This is a khukuri, a curved Nepalese-style blade issued as standard equipment to members of the Gurkha, which are famed Nepali units of the Indian Army (and the British Army of India before Independence):
In 2010, a retired Indian Gurkha soldier, Bishnu Shrestha, was sitting on a train, when 40 dacoits (bandits) boarded the train and started robbing the passengers. When the robbers accosted an 18-year old girl and attempted to rape her in front of her parents, he acted:
The band of about 40 robbers, some of whom were travelling as passengers, stopped the train in the Chittaranjan jungles in West Bengal around midnight. Shrestha– who had boarded the train at Ranchi in Jharkhand, the place of his posting–was in seat no. 47 in coach AC3.
“They started snatching jewelry, cell phones, cash, laptops and other belongings from the passengers,” Shrestha recalled.

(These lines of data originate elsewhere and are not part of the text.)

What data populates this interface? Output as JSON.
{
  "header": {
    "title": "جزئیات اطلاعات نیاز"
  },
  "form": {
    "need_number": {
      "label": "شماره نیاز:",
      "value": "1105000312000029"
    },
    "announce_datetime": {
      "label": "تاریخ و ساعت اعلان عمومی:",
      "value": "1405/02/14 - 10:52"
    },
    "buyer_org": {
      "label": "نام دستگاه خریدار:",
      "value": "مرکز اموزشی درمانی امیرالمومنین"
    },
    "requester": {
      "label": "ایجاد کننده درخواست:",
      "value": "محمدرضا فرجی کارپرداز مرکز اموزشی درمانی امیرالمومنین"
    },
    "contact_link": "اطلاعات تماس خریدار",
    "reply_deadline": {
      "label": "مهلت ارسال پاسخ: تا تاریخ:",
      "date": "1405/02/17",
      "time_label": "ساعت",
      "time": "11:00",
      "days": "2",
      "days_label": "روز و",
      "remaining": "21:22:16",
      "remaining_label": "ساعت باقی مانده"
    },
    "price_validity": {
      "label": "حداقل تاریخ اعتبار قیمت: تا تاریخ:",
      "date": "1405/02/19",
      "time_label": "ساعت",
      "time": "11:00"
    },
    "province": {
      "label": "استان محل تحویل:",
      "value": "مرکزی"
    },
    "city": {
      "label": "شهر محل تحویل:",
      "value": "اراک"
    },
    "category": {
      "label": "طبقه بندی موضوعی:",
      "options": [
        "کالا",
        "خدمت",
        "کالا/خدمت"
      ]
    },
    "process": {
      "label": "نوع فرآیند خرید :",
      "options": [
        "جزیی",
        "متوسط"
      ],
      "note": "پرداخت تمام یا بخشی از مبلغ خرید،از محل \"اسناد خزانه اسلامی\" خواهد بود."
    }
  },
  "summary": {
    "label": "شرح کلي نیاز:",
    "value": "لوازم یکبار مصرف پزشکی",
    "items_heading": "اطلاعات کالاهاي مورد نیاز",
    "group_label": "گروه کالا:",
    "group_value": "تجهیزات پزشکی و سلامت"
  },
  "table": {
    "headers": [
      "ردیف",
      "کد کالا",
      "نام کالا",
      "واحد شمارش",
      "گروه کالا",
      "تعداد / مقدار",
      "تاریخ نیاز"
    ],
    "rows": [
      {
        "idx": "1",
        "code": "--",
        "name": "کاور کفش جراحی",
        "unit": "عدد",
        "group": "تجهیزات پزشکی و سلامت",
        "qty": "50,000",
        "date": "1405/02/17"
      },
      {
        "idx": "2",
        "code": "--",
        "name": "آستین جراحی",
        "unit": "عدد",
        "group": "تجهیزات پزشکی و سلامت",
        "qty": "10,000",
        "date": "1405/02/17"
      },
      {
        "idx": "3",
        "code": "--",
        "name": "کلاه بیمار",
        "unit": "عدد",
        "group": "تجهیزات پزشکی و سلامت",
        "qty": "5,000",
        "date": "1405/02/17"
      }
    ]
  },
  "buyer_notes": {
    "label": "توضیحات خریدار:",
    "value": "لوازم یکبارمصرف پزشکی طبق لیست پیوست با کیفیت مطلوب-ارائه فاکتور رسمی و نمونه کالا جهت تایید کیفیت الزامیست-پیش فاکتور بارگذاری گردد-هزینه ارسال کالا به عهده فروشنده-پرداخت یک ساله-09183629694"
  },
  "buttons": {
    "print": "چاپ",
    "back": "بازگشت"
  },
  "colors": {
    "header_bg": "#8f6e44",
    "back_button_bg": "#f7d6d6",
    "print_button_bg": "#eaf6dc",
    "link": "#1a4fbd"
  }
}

The soldier had somehow remained a silent spectator amidst the melee, but not for long. He had had enough when the robbers stripped an 18-year-old girl sitting next to him and tried to rape her right in front of her parents. He then took out his khukuri and took on the robbers.
“The girl cried for help, saying ´You are a soldier, please save a sister´,” Shrestha recalled. “I prevented her from being raped, thinking of her as my own sister,” he added. He took one of the robbers under control and then started to attack the others. He said the rest of the robbers fled after he killed three of them with his khukuri and injured eight others.
I think the relevance of this to the spate of stories about rapes in India, especially on public transportation, is self-evident. The attitude that the victim is your sister is one that every man should have when seeing an assault like this.
At the very least, Indian trains and buses should have at least one Gurkha aboard, like we have flight marshals on planes!